Entries from a dataset of interfaces:
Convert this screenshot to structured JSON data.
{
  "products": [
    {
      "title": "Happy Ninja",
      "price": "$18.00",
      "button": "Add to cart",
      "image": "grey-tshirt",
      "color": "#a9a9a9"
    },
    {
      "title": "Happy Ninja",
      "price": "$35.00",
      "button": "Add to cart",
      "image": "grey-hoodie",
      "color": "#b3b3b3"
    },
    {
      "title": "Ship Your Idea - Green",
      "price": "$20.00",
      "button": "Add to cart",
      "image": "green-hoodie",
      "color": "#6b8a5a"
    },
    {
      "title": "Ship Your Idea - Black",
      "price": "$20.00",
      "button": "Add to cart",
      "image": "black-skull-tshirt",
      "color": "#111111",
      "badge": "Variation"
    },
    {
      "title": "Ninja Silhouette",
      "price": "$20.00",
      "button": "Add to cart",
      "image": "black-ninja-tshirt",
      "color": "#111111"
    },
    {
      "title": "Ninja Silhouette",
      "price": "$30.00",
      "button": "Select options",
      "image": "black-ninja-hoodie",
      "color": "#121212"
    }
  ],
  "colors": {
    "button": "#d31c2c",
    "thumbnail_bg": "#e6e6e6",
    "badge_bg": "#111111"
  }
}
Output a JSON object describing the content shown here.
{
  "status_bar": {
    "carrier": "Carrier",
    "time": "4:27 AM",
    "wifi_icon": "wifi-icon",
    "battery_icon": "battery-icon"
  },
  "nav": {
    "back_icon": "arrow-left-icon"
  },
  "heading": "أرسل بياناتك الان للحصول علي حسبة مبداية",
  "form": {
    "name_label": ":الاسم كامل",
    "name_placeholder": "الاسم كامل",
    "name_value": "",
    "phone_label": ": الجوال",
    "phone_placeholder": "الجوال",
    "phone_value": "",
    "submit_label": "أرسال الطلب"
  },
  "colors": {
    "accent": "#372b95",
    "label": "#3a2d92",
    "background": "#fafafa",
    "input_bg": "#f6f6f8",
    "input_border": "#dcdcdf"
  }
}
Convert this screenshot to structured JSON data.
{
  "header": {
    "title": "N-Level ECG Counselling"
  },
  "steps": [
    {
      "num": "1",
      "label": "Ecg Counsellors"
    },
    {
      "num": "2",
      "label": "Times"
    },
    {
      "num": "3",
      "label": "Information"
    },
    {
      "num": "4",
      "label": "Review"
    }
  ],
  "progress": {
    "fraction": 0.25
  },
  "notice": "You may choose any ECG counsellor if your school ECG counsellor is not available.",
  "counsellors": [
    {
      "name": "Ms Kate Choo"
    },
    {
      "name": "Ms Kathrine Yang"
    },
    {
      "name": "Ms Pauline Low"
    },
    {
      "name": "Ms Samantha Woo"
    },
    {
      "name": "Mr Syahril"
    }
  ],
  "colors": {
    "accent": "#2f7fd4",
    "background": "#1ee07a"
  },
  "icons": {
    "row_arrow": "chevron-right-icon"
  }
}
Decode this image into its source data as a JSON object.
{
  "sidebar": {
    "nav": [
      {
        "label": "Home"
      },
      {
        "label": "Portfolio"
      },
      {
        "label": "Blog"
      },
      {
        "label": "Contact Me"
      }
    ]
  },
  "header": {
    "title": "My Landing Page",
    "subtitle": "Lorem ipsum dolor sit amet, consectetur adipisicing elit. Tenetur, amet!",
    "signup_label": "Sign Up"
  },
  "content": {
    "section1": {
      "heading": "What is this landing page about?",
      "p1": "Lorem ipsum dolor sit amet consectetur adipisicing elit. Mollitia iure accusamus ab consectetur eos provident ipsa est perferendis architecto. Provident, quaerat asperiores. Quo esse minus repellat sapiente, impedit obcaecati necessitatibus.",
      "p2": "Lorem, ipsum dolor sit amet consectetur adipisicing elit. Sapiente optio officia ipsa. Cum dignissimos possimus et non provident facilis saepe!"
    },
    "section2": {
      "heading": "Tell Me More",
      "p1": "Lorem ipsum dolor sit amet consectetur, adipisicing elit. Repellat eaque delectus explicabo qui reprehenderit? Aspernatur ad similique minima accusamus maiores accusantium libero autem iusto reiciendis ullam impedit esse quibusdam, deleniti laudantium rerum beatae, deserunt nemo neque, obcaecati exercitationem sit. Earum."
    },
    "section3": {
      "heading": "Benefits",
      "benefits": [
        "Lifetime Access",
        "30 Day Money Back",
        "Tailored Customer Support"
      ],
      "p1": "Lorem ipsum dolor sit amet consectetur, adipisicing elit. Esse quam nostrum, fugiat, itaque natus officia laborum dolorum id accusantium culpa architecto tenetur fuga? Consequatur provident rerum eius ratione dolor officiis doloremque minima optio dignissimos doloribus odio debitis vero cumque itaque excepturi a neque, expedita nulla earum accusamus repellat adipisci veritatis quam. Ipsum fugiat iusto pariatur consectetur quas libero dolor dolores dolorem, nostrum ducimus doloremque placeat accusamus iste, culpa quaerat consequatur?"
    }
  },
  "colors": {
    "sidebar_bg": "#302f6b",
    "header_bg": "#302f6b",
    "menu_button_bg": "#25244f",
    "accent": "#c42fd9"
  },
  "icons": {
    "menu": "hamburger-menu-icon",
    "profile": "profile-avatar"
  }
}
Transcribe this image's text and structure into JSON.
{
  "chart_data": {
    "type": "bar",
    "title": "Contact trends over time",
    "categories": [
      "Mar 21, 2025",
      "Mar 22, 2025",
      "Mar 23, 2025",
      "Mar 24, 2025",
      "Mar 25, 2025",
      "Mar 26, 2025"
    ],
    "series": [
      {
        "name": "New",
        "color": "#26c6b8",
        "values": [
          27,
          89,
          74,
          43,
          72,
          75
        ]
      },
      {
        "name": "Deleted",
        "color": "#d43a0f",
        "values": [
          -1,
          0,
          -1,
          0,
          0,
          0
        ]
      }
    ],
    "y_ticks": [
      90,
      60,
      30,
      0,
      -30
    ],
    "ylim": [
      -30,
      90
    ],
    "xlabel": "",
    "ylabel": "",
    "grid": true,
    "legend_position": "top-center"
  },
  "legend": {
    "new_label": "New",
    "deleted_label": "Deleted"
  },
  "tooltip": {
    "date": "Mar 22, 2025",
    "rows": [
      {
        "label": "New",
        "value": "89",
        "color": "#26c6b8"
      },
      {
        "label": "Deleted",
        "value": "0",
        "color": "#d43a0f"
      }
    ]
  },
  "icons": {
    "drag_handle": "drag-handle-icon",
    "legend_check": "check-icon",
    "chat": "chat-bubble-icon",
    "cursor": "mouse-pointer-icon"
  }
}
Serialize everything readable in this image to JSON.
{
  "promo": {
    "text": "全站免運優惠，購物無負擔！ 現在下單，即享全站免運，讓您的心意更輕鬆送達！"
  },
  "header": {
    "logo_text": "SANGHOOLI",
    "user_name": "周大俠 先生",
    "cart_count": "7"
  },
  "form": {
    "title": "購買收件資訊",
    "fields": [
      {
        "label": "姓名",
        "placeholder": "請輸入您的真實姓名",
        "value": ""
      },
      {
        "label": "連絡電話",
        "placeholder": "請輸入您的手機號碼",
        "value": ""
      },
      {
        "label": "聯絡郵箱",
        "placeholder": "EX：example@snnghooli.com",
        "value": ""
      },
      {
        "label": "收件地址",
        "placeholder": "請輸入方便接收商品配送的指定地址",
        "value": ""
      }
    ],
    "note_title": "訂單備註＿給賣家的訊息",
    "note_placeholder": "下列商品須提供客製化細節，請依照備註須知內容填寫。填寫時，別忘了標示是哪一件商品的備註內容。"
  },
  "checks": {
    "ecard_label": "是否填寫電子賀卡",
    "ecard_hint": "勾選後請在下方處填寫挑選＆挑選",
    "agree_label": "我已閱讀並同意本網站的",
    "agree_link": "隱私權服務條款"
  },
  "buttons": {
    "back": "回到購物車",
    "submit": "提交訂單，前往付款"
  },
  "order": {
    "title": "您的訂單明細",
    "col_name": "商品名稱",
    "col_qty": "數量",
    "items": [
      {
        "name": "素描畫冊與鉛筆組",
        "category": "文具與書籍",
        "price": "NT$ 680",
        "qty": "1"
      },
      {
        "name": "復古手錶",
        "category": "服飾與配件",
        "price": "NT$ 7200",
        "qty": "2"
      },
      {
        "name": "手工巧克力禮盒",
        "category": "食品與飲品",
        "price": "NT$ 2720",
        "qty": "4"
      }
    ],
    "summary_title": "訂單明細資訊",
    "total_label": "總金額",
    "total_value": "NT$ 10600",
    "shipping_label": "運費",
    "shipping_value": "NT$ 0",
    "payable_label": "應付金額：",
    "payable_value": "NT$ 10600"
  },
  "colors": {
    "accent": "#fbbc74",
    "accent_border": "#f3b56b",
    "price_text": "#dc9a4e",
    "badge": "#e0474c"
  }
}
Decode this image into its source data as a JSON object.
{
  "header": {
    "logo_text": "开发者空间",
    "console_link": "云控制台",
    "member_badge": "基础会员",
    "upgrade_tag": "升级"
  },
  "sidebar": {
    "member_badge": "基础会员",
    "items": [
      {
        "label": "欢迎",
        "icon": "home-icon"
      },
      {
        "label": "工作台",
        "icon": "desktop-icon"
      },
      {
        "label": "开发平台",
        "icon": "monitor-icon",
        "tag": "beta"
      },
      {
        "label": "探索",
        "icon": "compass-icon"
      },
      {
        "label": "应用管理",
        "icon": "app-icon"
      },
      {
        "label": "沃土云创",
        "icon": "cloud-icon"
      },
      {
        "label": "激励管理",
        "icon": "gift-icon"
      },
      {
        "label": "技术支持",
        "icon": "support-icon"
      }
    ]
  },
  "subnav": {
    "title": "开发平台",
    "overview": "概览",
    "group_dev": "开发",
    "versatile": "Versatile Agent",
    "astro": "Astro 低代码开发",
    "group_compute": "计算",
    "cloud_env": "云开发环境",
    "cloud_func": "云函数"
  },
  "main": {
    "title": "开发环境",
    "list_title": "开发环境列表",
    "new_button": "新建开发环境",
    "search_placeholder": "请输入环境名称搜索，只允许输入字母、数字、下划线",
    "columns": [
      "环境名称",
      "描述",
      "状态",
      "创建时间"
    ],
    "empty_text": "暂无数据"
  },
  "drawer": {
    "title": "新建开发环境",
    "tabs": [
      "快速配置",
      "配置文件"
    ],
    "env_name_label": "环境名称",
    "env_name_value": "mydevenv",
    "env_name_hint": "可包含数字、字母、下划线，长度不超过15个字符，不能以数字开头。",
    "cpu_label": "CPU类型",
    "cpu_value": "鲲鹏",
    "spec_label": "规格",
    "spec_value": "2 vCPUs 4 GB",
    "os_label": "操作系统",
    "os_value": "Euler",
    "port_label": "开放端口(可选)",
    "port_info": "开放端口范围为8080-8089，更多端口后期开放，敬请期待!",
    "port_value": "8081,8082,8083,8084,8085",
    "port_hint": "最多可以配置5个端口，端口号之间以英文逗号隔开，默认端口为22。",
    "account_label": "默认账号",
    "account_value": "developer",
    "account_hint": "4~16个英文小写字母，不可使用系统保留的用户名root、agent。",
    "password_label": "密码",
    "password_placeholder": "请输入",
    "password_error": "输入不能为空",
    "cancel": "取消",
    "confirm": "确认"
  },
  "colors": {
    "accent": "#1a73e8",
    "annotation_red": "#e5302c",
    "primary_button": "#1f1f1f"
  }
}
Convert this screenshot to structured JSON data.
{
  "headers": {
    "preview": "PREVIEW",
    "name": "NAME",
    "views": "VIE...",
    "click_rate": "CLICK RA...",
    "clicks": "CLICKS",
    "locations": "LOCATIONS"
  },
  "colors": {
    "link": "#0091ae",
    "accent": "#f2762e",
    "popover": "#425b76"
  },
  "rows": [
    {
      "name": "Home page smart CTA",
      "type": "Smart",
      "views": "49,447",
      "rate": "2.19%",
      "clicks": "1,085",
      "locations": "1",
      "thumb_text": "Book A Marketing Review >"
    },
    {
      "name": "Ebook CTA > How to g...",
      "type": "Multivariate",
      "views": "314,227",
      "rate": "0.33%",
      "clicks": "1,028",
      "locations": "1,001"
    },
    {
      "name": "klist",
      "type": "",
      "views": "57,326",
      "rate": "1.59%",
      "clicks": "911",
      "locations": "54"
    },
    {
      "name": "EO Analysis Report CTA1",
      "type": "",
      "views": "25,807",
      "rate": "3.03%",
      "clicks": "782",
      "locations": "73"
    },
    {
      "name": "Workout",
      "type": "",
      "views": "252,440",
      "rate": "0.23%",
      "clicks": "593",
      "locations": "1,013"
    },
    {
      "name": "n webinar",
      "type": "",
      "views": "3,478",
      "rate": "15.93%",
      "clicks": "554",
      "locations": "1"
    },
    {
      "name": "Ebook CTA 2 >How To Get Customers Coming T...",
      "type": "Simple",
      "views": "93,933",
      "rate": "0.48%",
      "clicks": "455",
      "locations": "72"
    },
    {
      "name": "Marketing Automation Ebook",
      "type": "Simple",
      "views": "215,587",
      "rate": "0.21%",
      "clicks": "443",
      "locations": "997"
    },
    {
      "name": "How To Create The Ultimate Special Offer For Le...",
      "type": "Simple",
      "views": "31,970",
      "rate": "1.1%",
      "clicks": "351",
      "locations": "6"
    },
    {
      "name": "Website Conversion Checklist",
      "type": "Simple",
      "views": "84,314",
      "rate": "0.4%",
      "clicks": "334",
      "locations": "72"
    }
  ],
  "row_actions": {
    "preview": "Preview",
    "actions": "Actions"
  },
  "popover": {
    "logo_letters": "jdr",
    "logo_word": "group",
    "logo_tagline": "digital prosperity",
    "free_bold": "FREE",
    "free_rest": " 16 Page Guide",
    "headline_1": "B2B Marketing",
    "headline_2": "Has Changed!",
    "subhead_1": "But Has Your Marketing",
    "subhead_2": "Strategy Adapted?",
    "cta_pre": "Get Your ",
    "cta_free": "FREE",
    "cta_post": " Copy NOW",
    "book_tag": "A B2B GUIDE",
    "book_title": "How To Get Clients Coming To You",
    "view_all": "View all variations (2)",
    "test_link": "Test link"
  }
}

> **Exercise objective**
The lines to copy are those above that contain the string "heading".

> **Result for this task**
  "heading": "أرسل بياناتك الان للحصول علي حسبة مبداية",
      "heading": "What is this landing page about?",
      "heading": "Tell Me More",
      "heading": "Benefits",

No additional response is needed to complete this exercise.